As the author proves, it&s not age but attitude that counts. So what if you outlast your office equipment, employees, and patients?
As the author attests, it's not age but attitude that counts. So what if you outlast your office equipment, employees, and patients?
Every surgeon faces the vexing question of when to retire. The issue surfaced earlier for me than for most, since I grayed prematurely, and had completely white hair by age 55. Not a day passed without a couple of patients asking how much longer I'd continue to practice. I'd take a deep breath before answering that I had no intention of retiring anytime soon.
Finally, one Saturday, I dyed and yet I lived. That Monday, I appeared in the hospital with reddish-brown hair. One of my colleagues greeted me with raucous noises. I grabbed him by the shirt collar, jammed him up against a wall in the hospital corridor and threatened to smash his nose. He got the message that I was a little hypersensitive. But my color change made a statement in this rural community: I was not retiring.
Besides, I couldn't afford it. My youngest child wouldn't graduate from college until I was eligible for Medicare. I made good money, but we had always spent freely: We skied, we boated, we traveled. We lived in a big house. When all the children were home, we drove six automobiles. I built a six-car garage. I put a full-size tennis court in the backyard. Needless to say, we weren't frugal. Surgeons have big egos.
The 10 years before I turned 65 passed uneventfully. My daughter graduated. My practice continued to thrive. I was still healthy at 65 and enjoyed working, so I saw no reason to retire for at least five more years.
Then the unexpected happened. Essentially, I outlasted everything around me. The telephone and intercom system were the first to go, followed by the air conditioning system.
Trusted employees retired. Then patients started dying off like fliesfive of them in one 24-hour period. Holes began to appear in the appointment schedule. But I was too set in my ways to reduce my staff. When I wanted something done, I could wait only a minuteno longerfor it to get done. My philosophy was "damn the expense" as long as net income was satisfactory.
The summer of my 69th year, it all caught up with me. The practice was barely making its overhead. There was no paycheck for me. I wobbled badly. Maybe the time had come to retire.
My business manager and I went over every account receivable. There were plenty; they just weren't collectible. We went over every employee and all the fringe benefits. She counseled me not to panic, that it would all work out in six months.
I panicked anyway. I made some of the hardest decisions I've ever had to make. I had never fired anyone before, but I let three people go. I hired part-time replacements who weren't eligible for fringe benefits, changed work assignments, and shrank overhead to fit the new practice size. I also found that I could wait longer than a minute when I wanted something done.

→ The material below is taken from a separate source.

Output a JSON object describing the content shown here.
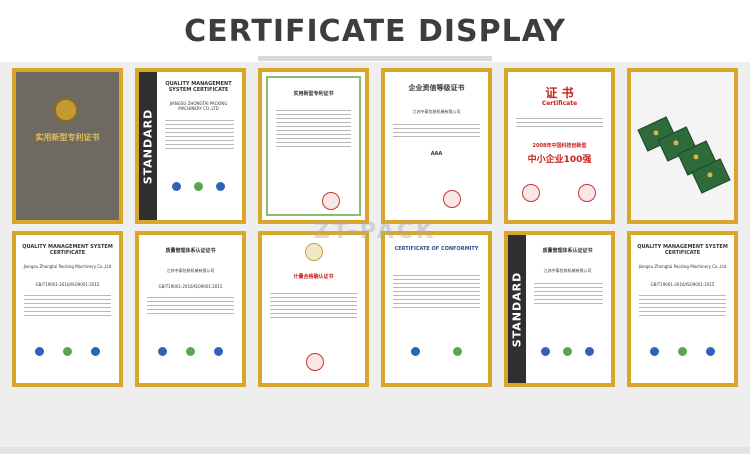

In six months, I was solvent. Looking back, my business manager was probably right. I would have been solvent anyway in six months. I regret firing those employees.
But there was still the problem of building the practice again. I modernized my parking lot and added handicapped spaces. I put in a new sidewalk out front, talked the dentist next door into doing the same, and nagged the city into doing the rest of the block. I laid new carpet, updated the furniture, and repainted.
Then I updated my skills. Intestinal stapling was now the rage. Since I couldn't find a hands-on course, I read books and articles and had the hospital get the necessary equipment.
At first, I couldn't get myself to do it. Then, one morning at 2 o'clock, desperation forced my hand. I was operating on a perforated sigmoid diverticular mass. I managed to mobilize the inflamed sigmoid colon, but couldn't see the rectum. That's when I got out the reticulated TA-55 stapler, and by blind touch stapled the "sweet spot" in the upper rectum. It worked just fine. Since then, I've stapled almost everythingand haven't had an anastomotic leak yet.
When laparoscopic cholecystectomy swept the country by storm, the hospital paid $5,000 for me to go to Houston for a weekend course. From the amphitheater seat, I watched a surgeon take only 35 minutes to rip out his 500th gallbladder. It was beautiful.
I went to the hands-on laboratory and took out a pig's gallbladder. Even though I had never done the operation on a human gallbladder, the hospital purchased $50,000 worth of equipment. Nothing happened until another surgeon, who was an expert in the technique, moved to town. I did 20 procedures under direct supervision before I mustered up enough courage to do them on my own.
Subsequently, I have done fat ones, skinny ones, tall ones, short ones. I have to convert to conventional surgery in only 10 percent of my gallbladder cases, which is a respectable rate.
So yes, I am still practicing at age 75. I've been out of medical school for 52 years now and in practice for 47. My practice brings in enough income for me to give my staff bonuses. I go to work every Monday morning happy.
Sure, I've slowed down. I close daily at 5 pm, and try to avoid more than one major operation in a single morning. The hospital has twice recruited new surgeons to replace me. They come, they go.
I may practice forever.
L. Ghormley. Retire? Not likely!. Medical Economics 2001;19:44.